Plugged In Observed Tiny Dances Big Vision

By Catherine Thomas

"Tiny" is the operative word in " Ten Tiny Dances," and it's a word that strikes fear in the literal-minded. Particularly when there's a large gong leering straight into the faces of the performers onstage. But you mustn't be afraid of "Ten Tiny Dances." These are professionals, not "Gong Show"" contestants. So it's mercifully not dance with finger puppets, which would be a bizarre dance partner to that au courant stage rage, the epic opera using clothespin dolls.

In fact, the only thing undersized about "Ten Tiny Dances" is the stage, a microdimensional 4-by-4-foot plywood contraption on which impresario Mike Barber has invited a growing army of his favorite friends to produce a roving cabaret at places you wouldn't expect to see a dance concert: restaurant decks, wine bars, no assigned seating, roaming and chatting encouraged.

Barber's formula for a rafter-raising cocktail cabaret: a combination of choreographic know-how (short clips f! or the attention span-challenged) and real-estate savvy ("location, location, location"). At reigning It club Holocene last week, Barber held court for a"best of" retrospective, and the result was a critical mass of choreographic talent igniting a late-night party.

The gong was there for benign purposes; every 15 minutes, it signaled to the hundred or so revelers dispersed among the bar, the restaurant and the clubby smoking lounge that another unorthodox performance was about to start: Catherine Egan as a lasso-wielding, pistol-slinging, one-woman Western; Jenn Gierada, armed with a garter, a martini, a broom and despair in her housewife meltdown; Jae Diego in a spastic riposte to telephone-hold hell; Linda Austin in an exotica belly-dance-turned-mutant grotesquerie; Tracy Broyles as an ice-cold vixen with sex and violence on her mind, and Daniel Addy as her ultimately bloody paramour.

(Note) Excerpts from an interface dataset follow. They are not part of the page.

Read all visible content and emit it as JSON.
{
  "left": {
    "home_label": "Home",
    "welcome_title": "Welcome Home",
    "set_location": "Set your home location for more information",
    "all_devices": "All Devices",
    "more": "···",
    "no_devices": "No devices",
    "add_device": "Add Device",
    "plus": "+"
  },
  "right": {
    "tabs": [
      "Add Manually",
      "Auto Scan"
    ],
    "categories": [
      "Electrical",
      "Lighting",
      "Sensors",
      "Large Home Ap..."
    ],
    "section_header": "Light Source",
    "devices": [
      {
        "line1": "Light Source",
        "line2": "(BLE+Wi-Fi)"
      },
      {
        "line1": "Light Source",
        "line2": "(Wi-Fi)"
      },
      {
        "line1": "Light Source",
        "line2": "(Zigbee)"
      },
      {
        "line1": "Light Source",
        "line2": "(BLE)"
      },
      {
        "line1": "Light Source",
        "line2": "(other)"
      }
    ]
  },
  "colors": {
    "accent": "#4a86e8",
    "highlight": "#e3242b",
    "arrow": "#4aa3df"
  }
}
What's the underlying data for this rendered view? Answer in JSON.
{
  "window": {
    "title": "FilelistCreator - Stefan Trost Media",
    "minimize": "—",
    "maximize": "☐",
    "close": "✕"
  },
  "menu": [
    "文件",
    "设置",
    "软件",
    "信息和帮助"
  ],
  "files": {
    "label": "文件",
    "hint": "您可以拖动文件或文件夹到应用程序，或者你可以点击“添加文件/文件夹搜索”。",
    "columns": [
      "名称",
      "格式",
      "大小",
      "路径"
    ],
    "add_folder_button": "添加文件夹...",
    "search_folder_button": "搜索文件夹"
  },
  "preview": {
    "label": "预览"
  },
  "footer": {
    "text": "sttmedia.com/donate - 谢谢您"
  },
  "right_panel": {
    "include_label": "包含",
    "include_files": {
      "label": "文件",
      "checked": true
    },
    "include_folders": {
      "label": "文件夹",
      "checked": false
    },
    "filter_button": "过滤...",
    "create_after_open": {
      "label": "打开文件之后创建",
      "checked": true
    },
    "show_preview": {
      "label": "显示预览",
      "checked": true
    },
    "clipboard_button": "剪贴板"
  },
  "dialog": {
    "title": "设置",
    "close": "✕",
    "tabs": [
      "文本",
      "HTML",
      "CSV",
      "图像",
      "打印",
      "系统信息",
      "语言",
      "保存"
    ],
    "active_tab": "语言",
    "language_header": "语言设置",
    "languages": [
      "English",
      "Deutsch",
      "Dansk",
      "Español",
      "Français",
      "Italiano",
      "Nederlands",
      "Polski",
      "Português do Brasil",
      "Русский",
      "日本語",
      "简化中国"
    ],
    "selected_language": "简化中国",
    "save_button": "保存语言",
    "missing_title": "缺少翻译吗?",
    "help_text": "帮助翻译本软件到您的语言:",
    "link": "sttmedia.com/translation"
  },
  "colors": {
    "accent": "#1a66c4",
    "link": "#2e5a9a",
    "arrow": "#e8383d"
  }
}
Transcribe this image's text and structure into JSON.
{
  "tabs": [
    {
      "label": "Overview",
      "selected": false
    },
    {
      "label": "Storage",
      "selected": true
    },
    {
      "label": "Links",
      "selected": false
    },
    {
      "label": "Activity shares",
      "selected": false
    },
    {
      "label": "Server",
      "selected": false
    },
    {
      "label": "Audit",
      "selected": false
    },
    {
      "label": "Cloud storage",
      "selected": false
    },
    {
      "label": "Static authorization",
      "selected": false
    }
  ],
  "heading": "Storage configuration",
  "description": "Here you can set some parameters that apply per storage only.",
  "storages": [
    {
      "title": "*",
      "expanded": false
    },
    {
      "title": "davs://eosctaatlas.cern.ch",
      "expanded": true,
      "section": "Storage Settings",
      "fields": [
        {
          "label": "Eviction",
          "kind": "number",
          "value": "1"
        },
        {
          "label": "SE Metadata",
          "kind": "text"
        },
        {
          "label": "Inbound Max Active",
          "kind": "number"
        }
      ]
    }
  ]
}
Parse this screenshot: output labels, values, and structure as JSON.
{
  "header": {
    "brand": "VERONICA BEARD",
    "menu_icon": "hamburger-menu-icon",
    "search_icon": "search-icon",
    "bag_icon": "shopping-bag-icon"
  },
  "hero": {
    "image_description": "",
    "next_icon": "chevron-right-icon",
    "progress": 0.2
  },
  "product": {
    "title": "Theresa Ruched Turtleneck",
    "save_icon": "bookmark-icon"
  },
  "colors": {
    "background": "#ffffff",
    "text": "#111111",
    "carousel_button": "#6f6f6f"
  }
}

Best of the "best-of": Cydney Wilkes in Todd Kurtzman's "C-41 Mambo," a fully-realized drama in the space of 10 scant minutes. Wilkes, in an ir idescent monk's robe slit thigh high, began what looked like a ceremonial ritual, all deep crouches and stark contortions to a magisterial aria. Then a small drum battery started pounding tribal rhythms. Wilkes, hounded by a pack of ravenous photographers planted in the audience, slithered and staggered and roved roved the Holocene space like a woman possessed. The hounds consumed her in a voyeuristic kill.Nothing was predictable. The audience members became their new prey.

And when the next gong sounded, they were drawn like filings to a magnet.